Basically the first unfavorable circumstance was the unavailability of the ILS approach, but it must be said that every pilot is trained to execute non-precision approaches without vertical guidance, and it’s not that bad especially in good weather conditions as the ones present at the time of occurrence.
On the localizer approach, the aircraft was “continuously high and fast“.
The crew was supposedly trying to correct the altitude by flying an approach with a 1000 feet per minute rate of descent, but that causes the speed to increase, and the A320 ended up being more than 200 feet too high, with its speed exceeding the target as well.
Most of pilots would just advance the thrust levers and fly back for another attempt, but even below 500 feet (the ultimate possible gate), the crew decided to continue.
Due to speed and height, the airplane touched down 1300 meters past the threshold in a runway which feature a Landing Distance Available of 1905 meters.
In all that chaos, the occurrence hasn’t been reported by the crew, therefore no cockpit registrations were available to the competent authority.
When something like this happens, the crew is ignoring any barrier designed and implemented to avoid unpleasant events.

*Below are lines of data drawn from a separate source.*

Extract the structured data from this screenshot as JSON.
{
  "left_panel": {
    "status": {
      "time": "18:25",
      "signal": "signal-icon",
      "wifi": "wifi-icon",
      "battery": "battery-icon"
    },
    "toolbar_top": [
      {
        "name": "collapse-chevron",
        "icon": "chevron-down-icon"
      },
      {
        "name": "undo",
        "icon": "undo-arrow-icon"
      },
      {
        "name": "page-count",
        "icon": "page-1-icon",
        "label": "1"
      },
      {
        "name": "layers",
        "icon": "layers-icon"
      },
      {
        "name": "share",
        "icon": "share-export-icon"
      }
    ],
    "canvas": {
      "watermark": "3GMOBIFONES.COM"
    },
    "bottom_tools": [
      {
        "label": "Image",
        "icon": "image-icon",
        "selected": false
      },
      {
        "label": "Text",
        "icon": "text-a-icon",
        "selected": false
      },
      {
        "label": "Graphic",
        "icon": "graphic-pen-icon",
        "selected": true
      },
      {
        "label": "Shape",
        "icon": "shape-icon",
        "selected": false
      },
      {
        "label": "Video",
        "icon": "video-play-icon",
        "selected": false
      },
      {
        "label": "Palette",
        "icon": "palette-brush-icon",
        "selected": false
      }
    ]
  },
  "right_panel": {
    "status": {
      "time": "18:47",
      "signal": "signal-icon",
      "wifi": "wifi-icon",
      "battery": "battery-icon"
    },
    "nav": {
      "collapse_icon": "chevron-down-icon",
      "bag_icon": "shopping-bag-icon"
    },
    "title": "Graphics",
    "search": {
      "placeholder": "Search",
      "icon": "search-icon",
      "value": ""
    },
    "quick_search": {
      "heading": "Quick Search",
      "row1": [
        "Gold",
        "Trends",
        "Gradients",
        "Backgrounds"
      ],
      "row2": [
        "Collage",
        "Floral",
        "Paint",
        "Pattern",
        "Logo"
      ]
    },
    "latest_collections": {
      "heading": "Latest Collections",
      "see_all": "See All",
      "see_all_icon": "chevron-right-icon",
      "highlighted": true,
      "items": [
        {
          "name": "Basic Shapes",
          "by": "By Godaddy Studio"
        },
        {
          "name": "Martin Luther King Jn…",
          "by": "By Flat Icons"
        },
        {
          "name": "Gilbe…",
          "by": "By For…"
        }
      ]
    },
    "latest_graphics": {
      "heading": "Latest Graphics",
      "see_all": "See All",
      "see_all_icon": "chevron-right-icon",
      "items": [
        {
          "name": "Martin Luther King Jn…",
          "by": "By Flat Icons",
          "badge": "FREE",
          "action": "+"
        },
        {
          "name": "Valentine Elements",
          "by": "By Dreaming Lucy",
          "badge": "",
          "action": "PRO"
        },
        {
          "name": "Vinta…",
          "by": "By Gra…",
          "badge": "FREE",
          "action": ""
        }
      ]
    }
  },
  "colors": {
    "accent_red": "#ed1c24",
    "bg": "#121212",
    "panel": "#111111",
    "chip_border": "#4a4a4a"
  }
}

It’s true that the aircraft was affected by “variable tailwind components“, but no circumstance should allow the pilots to go over the standard procedures.